**EXERCISE**: Your task is to gather the lines below that hold the string "instance".

[Entries from a dataset of interfaces]
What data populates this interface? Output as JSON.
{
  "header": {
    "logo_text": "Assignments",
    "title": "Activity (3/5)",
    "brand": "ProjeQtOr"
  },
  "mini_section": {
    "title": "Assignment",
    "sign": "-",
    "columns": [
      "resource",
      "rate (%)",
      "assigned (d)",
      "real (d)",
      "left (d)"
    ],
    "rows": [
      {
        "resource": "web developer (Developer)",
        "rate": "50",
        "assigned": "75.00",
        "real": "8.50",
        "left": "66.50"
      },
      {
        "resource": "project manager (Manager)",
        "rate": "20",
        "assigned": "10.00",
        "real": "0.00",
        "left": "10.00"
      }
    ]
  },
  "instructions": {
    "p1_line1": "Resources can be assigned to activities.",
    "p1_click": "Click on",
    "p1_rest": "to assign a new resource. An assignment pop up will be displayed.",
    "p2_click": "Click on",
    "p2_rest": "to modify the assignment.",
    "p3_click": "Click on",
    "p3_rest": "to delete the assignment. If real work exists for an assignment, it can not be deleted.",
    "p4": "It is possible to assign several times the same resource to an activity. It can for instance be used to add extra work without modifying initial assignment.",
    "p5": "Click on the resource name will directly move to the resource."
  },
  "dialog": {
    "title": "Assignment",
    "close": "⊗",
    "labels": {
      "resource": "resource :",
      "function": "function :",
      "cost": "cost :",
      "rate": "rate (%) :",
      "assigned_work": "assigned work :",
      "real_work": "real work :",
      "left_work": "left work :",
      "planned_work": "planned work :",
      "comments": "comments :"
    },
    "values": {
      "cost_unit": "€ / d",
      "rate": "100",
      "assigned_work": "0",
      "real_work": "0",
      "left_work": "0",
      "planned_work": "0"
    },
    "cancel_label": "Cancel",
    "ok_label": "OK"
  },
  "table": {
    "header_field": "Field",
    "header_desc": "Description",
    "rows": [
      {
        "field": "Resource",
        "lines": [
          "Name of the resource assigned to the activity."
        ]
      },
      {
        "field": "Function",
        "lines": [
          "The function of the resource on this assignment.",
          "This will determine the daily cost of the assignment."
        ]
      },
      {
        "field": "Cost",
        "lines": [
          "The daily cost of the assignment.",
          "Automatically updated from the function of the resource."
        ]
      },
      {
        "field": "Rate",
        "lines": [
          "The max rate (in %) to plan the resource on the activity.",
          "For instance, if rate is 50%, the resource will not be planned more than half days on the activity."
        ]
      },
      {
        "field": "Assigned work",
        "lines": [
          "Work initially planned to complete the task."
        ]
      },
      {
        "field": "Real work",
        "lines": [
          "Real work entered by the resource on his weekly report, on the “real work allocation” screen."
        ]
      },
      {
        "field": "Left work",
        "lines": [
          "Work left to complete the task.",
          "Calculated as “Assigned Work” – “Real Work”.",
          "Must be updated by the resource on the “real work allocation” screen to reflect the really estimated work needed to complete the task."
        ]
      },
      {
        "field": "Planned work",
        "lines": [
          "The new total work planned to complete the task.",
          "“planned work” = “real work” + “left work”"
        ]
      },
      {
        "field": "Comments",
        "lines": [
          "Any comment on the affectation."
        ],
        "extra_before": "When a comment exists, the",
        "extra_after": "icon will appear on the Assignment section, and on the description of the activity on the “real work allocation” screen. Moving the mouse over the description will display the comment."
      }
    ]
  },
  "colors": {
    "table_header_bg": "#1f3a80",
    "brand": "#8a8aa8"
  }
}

**EXERCISE SOLUTION**:
    "p4": "It is possible to assign several times the same resource to an activity. It can for instance be used to add extra work without modifying initial assignment.",
          "For instance, if rate is 50%, the resource will not be planned more than half days on the activity."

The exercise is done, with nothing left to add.